Captain Arthur Phillip (Governor Phillip) Quotes in Our Country’s Good
COLLINS. […] You have been made Governor-in-Chief of a paradise of birds, Arthur.
PHILLIP. And I hope not of a human hell, Davey. Don’t shoot yet, Watkin, let’s observe them. Could we not be more humane?
TENCH. Justice and humaneness have never gone hand in hand. The law is not a sentimental comedy.
PHILLIP. I am not suggesting they go without punishment. It is the spectacle of hanging I object to. The convicts will feel nothing has changed and will go back to their old ways.
TENCH. The convicts never left their old ways, Governor, nor do they intend to.
I commend your endeavour to oppose the baneful influence of vice with the harmonising acts of civilisation, Governor, but I suspect your edifice will collapse without the mortar of fear.
TENCH. It’s their favourite form of entertainment, I should say.
PHILLIP. Perhaps because they’ve never been offered anything else.

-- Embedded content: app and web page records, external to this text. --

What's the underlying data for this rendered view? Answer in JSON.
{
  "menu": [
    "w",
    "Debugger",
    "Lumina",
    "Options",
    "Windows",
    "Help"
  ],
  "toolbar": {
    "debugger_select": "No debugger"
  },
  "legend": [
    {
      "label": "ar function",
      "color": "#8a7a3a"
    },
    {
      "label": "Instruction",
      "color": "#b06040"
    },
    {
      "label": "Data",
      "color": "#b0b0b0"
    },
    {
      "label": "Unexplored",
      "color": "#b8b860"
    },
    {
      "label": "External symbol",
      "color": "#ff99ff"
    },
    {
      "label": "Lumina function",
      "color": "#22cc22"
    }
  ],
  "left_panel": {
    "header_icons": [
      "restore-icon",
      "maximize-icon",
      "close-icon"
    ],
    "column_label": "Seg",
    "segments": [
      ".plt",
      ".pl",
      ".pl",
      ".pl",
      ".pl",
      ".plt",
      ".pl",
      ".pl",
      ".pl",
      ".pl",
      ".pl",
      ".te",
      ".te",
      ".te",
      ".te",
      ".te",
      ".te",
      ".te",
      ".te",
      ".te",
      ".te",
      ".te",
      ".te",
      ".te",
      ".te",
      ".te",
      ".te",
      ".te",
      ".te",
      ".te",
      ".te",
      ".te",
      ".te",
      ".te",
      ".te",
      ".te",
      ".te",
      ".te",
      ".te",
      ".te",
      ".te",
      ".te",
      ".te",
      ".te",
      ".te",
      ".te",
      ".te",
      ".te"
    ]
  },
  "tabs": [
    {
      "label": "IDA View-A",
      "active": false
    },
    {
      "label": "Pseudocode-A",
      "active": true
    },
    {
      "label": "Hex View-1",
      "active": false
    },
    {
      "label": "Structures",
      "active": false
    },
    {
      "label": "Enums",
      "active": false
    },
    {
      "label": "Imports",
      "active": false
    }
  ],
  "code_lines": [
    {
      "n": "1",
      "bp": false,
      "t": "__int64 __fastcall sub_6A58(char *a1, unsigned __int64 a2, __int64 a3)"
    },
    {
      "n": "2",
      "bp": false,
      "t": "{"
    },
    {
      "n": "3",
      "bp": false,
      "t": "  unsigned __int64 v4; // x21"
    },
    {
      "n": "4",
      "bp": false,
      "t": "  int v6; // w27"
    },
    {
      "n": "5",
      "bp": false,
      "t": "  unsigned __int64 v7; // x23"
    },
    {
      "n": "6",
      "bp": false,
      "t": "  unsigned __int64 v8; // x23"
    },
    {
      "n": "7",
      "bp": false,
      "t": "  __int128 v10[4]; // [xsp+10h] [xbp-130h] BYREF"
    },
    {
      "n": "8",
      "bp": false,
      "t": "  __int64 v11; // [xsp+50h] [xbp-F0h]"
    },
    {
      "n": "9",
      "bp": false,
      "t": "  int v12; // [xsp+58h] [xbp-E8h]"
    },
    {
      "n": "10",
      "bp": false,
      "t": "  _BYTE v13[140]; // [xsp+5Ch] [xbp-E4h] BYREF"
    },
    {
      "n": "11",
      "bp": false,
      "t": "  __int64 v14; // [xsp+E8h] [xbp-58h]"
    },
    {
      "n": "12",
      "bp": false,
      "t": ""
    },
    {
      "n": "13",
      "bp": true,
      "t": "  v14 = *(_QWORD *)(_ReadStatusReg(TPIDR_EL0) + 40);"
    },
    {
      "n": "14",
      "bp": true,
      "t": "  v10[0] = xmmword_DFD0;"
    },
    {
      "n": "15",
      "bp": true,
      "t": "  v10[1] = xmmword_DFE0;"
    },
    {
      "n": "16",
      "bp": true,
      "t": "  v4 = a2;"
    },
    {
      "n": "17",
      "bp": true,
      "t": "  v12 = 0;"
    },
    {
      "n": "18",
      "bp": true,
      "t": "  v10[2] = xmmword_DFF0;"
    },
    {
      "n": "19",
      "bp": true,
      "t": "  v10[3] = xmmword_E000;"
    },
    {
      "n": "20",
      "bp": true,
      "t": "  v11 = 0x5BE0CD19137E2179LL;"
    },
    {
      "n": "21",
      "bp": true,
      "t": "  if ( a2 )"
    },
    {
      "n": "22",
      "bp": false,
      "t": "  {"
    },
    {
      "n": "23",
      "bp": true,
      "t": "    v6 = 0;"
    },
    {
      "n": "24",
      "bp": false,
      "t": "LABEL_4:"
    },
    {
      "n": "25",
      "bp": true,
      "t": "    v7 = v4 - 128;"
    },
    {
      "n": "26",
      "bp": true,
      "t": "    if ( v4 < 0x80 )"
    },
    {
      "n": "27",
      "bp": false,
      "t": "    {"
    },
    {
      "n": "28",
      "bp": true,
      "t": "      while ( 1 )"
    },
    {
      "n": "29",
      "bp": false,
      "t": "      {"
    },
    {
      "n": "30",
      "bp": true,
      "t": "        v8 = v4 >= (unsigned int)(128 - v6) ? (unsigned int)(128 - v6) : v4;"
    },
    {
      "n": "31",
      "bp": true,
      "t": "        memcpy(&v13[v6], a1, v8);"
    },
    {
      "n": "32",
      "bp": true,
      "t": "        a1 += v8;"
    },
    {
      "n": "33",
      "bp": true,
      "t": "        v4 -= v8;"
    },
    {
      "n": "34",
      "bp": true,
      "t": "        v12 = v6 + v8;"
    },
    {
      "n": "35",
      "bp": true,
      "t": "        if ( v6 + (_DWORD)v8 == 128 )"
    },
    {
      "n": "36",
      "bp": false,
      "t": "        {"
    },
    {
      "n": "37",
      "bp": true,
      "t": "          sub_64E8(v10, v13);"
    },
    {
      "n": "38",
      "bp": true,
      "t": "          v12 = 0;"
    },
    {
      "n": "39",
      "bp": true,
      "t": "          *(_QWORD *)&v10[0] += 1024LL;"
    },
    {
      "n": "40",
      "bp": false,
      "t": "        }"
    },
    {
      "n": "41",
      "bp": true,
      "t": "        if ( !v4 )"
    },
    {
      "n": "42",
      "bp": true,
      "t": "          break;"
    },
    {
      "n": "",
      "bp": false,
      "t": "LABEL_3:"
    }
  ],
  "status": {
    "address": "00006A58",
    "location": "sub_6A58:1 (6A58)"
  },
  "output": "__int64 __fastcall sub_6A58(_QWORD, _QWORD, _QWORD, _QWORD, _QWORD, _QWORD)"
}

TENCH. Perhaps we should build an opera house for the convicts.
PHILLIP. We learned to love such things because they were offered to us when we were children or young men. Surely no one is born naturally cultured?
PHILLIP. We are indeed here to supervise the convicts who are already being punished by their long exile. Surely they can also be reformed?
TENCH. We are talking about criminals, often hardened criminals. They have a habit of vice and crime. Habits are difficult to break. And it can be more than habit, an innate tendency. Many criminals seem to have been born that way. It is in their nature.
A crime is a crime. You commit a crime or you don’t. If you commit a crime, you are a criminal. Surely that is logical? It’s like the savages here. A savage is a savage because he behaves in a savage manner. To expect anything else is foolish. They can’t even build a proper canoe.
PHILLIP. Some of these men will have finished their sentence in a few years. They will become members of society again, and help create a new society in this colony. Should we not encourage them now to think in a free and responsible manner?
TENCH. I don’t see how a comedy about two lovers will do that, Arthur.
PHILLIP. The theatre is an expression of civilisation. […] The convicts will be speaking a refined, literate language and expressing sentiments of a delicacy they are not used to. It will remind them that there is more to life than crime, punishment. And we, this colony of a few hundred will be watching this together, for a few hours we will no longer be despised prisoners and hated gaolers. We will laugh, we may be moved, we may even think a little.
In my own small way, in just a few hours, I have seen something change. I asked some of the convict women to read me some lines, these women who behave often no better than animals. And it seemed to me, as one or two—I’m not saying all of them, not at all—but one or two, saying those well-balanced lines […], they seemed to acquire a dignity, they seemed—they seemed to lose some of their corruption. There was one, Mary Brenham, she read so well, perhaps this play will keep her from selling herself to the first marine who offers her bread—
WISEHAMMER. I am innocent. I didn’t do it and I’ll keep saying I didn’t.
LIZ. It doesn’t matter what you say. If they say you’re a thief, you’re a thief.
WISEHAMMER. I am not a thief. I’ll go back to England to the snuff shop of Rickett and Loads and say, see, I’m back, I’m innocent.
LIZ. They won’t listen.
WISEHAMMER. You can’t live if you think that way.
MARY. Liz, we’ve come to rehearse the play.
WISEHAMMER. Rehearse the play?
DUCKLING. The Lieutenant has gone to talk to the Governor. Harry said we could come see you.
MARY. The Lieutenant has asked me to stand in his place so we don’t lose time. We’ll start with the first scene between Melinda and Brazen.
WISEHAMMER. How can I play Captain Brazen in chains?
MARY. This is the theatre. We will believe you.
When he treats the slave boy as a rational human being, the boy becomes one, he loses his fear, and he becomes a competent mathematician. A little more encouragement and he might become an extraordinary mathematician. Who knows? You must see your actors in that light.
PHILLIP. Liz Morden—(He pauses.) I had a reason for asking you to cast her as Melinda. Morden is one of the most difficult women in the colony.
RALPH. She is indeed, Sir.
PHILLIP. Lower than a slave, full of loathing, foul mouthed, desperate.
RALPH. Exactly, Sir. And violent.
PHILLIP. Quite. To be made an example of.
RALPH. By hanging?
PHILLIP. No, Lieutenant, by redemption.
What is a statesman’s responsibility? To ensure the rule of law. But the citizens must be taught to obey that law of their own will. I want to rule over responsible human beings, not tyrannise over a group of animals. I want there to be a contract between us, not a whip on my side, terror and hatred on theirs.
COLLINS. My only fear, Your Excellency, is that she may have refused to speak because she no longer believes in the process of justice. If that is so, the courts here will become travesties. I do not want that.
PHILLIP. But if she won’t speak, there is nothing more we can do. You cannot get at the truth through silence.